In his sixth year in Anaka that was in October 1986 at the height of the war the army convinced Fr. Larem and his colleague to leave the mission but they would not hear of it because they were worried about the people they would leave behind who always ran to the mission for security. They also got worried about who would run the mission if anyone wasn’t there. One day, on Christ the King Sunday while Fr. Larem was celebrating mass, a group of soldiers from Olwiyo came and surrounded Anaka mission. The soldiers walked up to Fr. Larem and Fr. Aldo and asked them to go with them but told them to carry their blankets because they would not return that night. They were put behind a track and driven away. While in the truck with the soldiers, he cried and talked to Jesus, “When I was in the truck, I was crying and told Jesus that you said, you had overcome bad things, why are we suffering like this,” Fr. Larem lamented. He however noted that, he got the reply from Jesus and he heard a voice telling him, “Dear Larem! My throne is a cross, my robe is my blood and my crown is made of thorns”. “The following morning, a soldier shouted at us to get ready, and we were then put behind a big truck and driven off to Gulu army barracks. We met Katumba Wamala and he was very kind to us. He asked the soldiers to release us but his juniors told him that we were Prisoners of War and they refused to release us,” added Fr. Larem. He added that they were accused of many crimes of financially supporting the rebels, giving them food and medicine. They told everybody who had come to visit them at the barracks that there was no mzungu there.
He also noted that while still in Anaka, a group of rebels raided the mission shooting at every door looting whatever they came across and they put him at gunpoint asking him to give them money or they would kill him. After a while, the brigadier informed them that they were going to be released but on condition that they leave Acholi sub-region and Anaka. It was then that they were taken to Atapara in Aber Mission after one week.

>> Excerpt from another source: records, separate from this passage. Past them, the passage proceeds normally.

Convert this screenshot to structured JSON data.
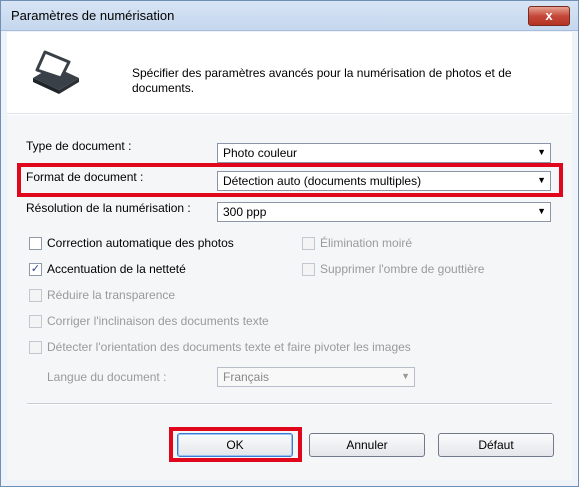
{
  "window": {
    "title": "Paramètres de numérisation",
    "close_label": "x"
  },
  "header": {
    "icon": "scanner-icon",
    "description": "Spécifier des paramètres avancés pour la numérisation de photos et de documents."
  },
  "fields": {
    "doc_type": {
      "label": "Type de document :",
      "value": "Photo couleur"
    },
    "doc_format": {
      "label": "Format de document :",
      "value": "Détection auto (documents multiples)"
    },
    "resolution": {
      "label": "Résolution de la numérisation :",
      "value": "300 ppp"
    },
    "language": {
      "label": "Langue du document :",
      "value": "Français"
    }
  },
  "checkboxes": {
    "auto_photo_fix": {
      "label": "Correction automatique des photos",
      "checked": false,
      "enabled": true
    },
    "unsharp": {
      "label": "Accentuation de la netteté",
      "checked": true,
      "enabled": true
    },
    "reduce_show_through": {
      "label": "Réduire la transparence",
      "checked": false,
      "enabled": false
    },
    "correct_slant": {
      "label": "Corriger l'inclinaison des documents texte",
      "checked": false,
      "enabled": false
    },
    "detect_orientation": {
      "label": "Détecter l'orientation des documents texte et faire pivoter les images",
      "checked": false,
      "enabled": false
    },
    "descreen": {
      "label": "Élimination moiré",
      "checked": false,
      "enabled": false
    },
    "gutter": {
      "label": "Supprimer l'ombre de gouttière",
      "checked": false,
      "enabled": false
    }
  },
  "buttons": {
    "ok": "OK",
    "cancel": "Annuler",
    "defaults": "Défaut"
  },
  "colors": {
    "highlight": "#e0061c",
    "titlebar": "#c5d7ee"
  }
}
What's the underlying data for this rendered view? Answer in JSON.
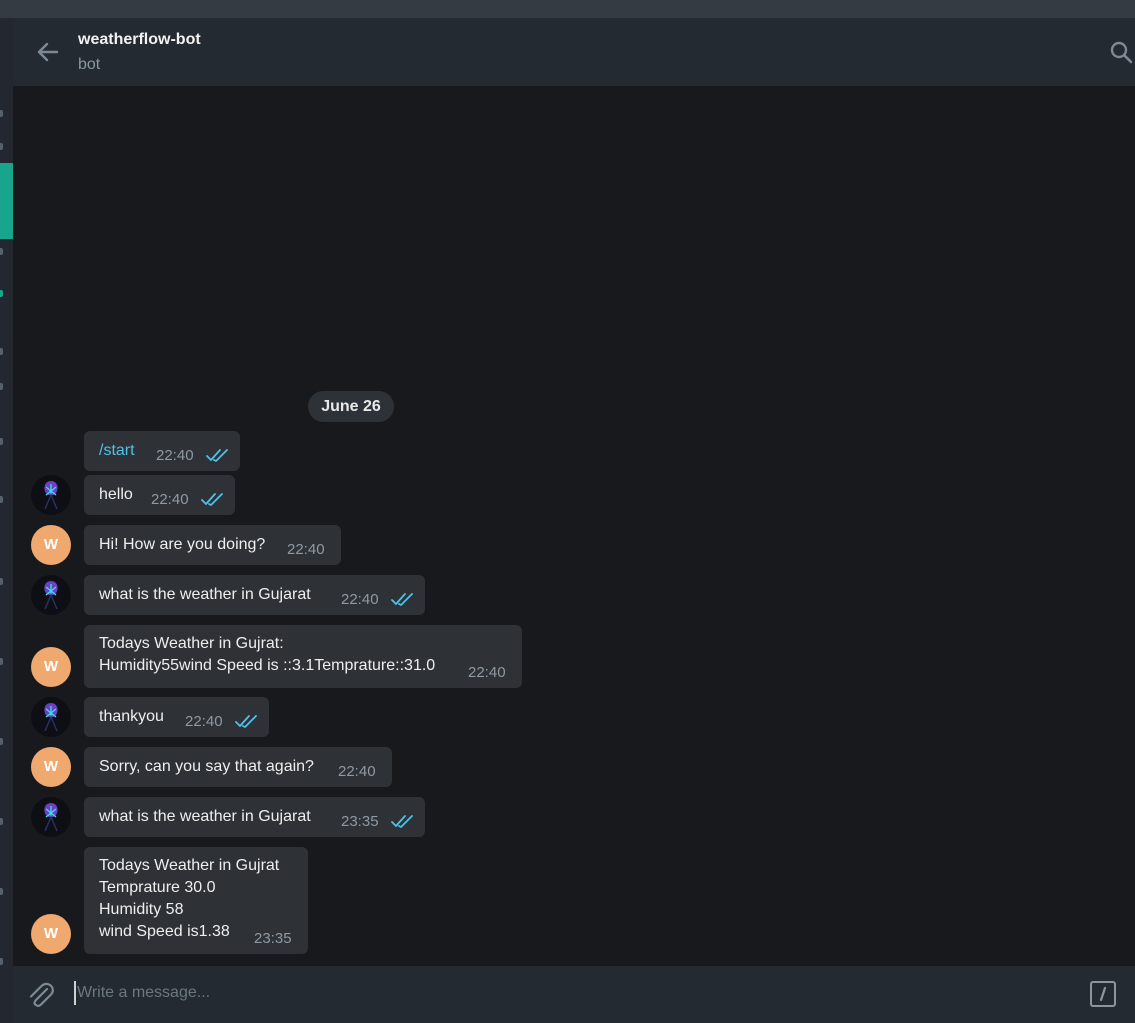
{
  "header": {
    "title": "weatherflow-bot",
    "subtitle": "bot"
  },
  "date_separator": "June 26",
  "messages": [
    {
      "text": "/start",
      "time": "22:40"
    },
    {
      "text": "hello",
      "time": "22:40"
    },
    {
      "avatar": "W",
      "text": "Hi! How are you doing?",
      "time": "22:40"
    },
    {
      "text": "what is the weather in Gujarat",
      "time": "22:40"
    },
    {
      "avatar": "W",
      "text": "Todays Weather in Gujrat:\nHumidity55wind Speed is ::3.1Temprature::31.0",
      "time": "22:40"
    },
    {
      "text": "thankyou",
      "time": "22:40"
    },
    {
      "avatar": "W",
      "text": "Sorry, can you say that again?",
      "time": "22:40"
    },
    {
      "text": "what is the weather in Gujarat",
      "time": "23:35"
    },
    {
      "avatar": "W",
      "text": "Todays Weather in Gujrat\nTemprature 30.0\nHumidity 58\nwind Speed is1.38",
      "time": "23:35"
    }
  ],
  "composer": {
    "placeholder": "Write a message..."
  },
  "colors": {
    "accent": "#17a58c",
    "check": "#4fc1e9",
    "bot_avatar": "#efa86e"
  },
  "icons": [
    "back-arrow-icon",
    "search-icon",
    "double-check-icon",
    "paperclip-icon",
    "bot-command-icon"
  ]
}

The rebels looted the mission of Atapara but he had already gone to Italy for holiday. While in Italy, he was convinced by some family members to visit Medugorje after all the trouble he had gone through.
(To be continued)